Such lopsided electoral-college margins now appear to be a thing of the past. Although Barack Obama beat John McCain in 2008 by 7.3 points, roughly the same margin as the elder Mr Bush achieved, he only secured 68% of electoral votes. The main reason is that the electoral college is less sensitive to changes in the popular vote than it once was. From 1948 to 1996, a gain of one extra percentage point in the popular vote corresponded to a pickup of four percentage points in the electoral college. Since 2000, that ratio has fallen to three.
For example, in the 1976 election, which Mr Carter won by two percentage points, 20 states were decided by a margin of five points or less. In contrast, George W. Bush won the 2004 vote by a similar amount, but the candidates were separated by fewer than five points in only 11 states. Similarly, half as many states were within a five-point margin for Mr Obama’s first victory than for George H.W. Bush’s.

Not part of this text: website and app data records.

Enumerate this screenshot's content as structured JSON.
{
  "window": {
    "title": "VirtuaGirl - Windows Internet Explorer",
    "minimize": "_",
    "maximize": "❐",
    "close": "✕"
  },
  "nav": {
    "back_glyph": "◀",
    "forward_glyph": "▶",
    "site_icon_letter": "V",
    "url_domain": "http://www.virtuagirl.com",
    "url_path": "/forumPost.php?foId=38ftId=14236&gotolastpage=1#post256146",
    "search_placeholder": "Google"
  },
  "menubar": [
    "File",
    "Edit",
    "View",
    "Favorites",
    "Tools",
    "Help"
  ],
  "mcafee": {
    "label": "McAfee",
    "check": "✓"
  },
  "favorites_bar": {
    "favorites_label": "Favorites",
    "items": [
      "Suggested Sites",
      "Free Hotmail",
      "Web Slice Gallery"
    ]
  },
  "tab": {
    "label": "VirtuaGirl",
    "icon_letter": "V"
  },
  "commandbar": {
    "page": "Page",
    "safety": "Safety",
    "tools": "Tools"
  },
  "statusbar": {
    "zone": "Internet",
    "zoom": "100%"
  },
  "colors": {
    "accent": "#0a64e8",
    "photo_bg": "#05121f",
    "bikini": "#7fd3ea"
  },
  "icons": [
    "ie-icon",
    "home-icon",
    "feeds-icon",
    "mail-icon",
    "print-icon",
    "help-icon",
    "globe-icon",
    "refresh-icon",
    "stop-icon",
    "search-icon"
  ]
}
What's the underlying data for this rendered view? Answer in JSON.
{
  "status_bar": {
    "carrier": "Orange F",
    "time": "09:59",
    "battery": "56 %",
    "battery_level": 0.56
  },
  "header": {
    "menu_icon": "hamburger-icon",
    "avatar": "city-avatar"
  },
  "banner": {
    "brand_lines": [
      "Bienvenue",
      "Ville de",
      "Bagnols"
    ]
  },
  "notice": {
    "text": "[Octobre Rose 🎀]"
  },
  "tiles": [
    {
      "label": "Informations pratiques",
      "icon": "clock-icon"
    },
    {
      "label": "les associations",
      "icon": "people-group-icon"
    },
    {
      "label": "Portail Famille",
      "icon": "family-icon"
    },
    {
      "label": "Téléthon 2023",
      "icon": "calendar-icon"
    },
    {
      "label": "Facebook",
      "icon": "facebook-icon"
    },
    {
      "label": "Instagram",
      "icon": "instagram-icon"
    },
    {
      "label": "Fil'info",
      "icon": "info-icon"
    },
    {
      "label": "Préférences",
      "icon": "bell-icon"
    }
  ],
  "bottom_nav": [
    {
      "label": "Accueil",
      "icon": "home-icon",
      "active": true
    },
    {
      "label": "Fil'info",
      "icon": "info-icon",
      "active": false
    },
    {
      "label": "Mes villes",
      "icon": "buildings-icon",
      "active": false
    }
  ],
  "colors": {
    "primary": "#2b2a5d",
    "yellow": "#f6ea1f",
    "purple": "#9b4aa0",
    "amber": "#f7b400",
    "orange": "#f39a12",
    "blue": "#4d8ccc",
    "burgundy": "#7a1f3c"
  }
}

According to Stacey Hunter Hecht and David Schultz, two political scientists who outlined the history of American “swing states” in a book published last year, one explanation for this trend is political and demographic “sorting” along geographic lines. In recent years liberals have tended to move to already liberal-leaning states. The same has gone for their conservative cousins. As a result, even presidential candidates who lose the national vote decisively can amass lopsided margins on their “home turf”. Mitt Romney, for example, won Wyoming by 41 points in 2012, even though Mr Obama beat him by four overall. These migration patterns have also increased the likelihood that states will vote for the same party from one election to the next, regardless of which side wins the presidency. That has made it harder for so-called bellwether states, with a long record of siding with the victor—as Maine did from 1832 to 1932, and Missouri from 1904 to 2004—to sustain this pattern.
Nonetheless, even a highly sorted America is not immune to massive swings in the national mood. In 2008 Mr Obama won Indiana, a state that had not voted for a Democrat since 1964. This year polling indicates that two states previously seen as firmly in the Republican camp, Arizona and Georgia, now look competitive. South Carolina, an even more conservative stronghold, is not far behind. Donald Trump is prone to boasting of his ability to accomplish improbable feats. But turning the Deep South and Sun Belt blue is probably not what he has in mind.